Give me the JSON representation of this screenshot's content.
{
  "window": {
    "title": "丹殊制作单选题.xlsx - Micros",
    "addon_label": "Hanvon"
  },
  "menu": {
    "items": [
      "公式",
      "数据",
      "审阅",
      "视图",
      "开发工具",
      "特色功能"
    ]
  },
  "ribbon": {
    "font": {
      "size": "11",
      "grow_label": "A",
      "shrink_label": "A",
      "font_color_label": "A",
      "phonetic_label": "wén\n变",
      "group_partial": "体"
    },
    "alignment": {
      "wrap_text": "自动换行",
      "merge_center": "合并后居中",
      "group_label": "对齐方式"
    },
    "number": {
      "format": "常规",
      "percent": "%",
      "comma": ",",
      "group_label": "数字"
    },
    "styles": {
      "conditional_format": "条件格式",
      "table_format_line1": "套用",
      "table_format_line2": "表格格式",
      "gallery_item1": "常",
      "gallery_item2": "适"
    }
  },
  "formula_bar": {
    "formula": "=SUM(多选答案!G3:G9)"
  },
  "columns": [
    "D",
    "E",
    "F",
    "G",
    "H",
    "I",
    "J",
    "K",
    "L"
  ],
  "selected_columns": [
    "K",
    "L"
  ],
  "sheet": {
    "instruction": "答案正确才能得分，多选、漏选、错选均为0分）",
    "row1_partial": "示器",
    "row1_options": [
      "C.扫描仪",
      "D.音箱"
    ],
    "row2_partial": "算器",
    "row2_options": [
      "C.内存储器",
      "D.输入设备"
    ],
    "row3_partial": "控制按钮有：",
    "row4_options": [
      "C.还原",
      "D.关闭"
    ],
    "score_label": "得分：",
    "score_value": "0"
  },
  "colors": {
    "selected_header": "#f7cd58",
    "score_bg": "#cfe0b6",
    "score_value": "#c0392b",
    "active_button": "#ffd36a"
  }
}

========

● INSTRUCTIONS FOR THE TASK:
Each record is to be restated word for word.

● OUTPUT FOR THIS TASK:
Give me the JSON representation of this screenshot's content.
{
  "window": {
    "title": "丹殊制作单选题.xlsx - Micros",
    "addon_label": "Hanvon"
  },
  "menu": {
    "items": [
      "公式",
      "数据",
      "审阅",
      "视图",
      "开发工具",
      "特色功能"
    ]
  },
  "ribbon": {
    "font": {
      "size": "11",
      "grow_label": "A",
      "shrink_label": "A",
      "font_color_label": "A",
      "phonetic_label": "wén\n变",
      "group_partial": "体"
    },
    "alignment": {
      "wrap_text": "自动换行",
      "merge_center": "合并后居中",
      "group_label": "对齐方式"
    },
    "number": {
      "format": "常规",
      "percent": "%",
      "comma": ",",
      "group_label": "数字"
    },
    "styles": {
      "conditional_format": "条件格式",
      "table_format_line1": "套用",
      "table_format_line2": "表格格式",
      "gallery_item1": "常",
      "gallery_item2": "适"
    }
  },
  "formula_bar": {
    "formula": "=SUM(多选答案!G3:G9)"
  },
  "columns": [
    "D",
    "E",
    "F",
    "G",
    "H",
    "I",
    "J",
    "K",
    "L"
  ],
  "selected_columns": [
    "K",
    "L"
  ],
  "sheet": {
    "instruction": "答案正确才能得分，多选、漏选、错选均为0分）",
    "row1_partial": "示器",
    "row1_options": [
      "C.扫描仪",
      "D.音箱"
    ],
    "row2_partial": "算器",
    "row2_options": [
      "C.内存储器",
      "D.输入设备"
    ],
    "row3_partial": "控制按钮有：",
    "row4_options": [
      "C.还原",
      "D.关闭"
    ],
    "score_label": "得分：",
    "score_value": "0"
  },
  "colors": {
    "selected_header": "#f7cd58",
    "score_bg": "#cfe0b6",
    "score_value": "#c0392b",
    "active_button": "#ffd36a"
  }
}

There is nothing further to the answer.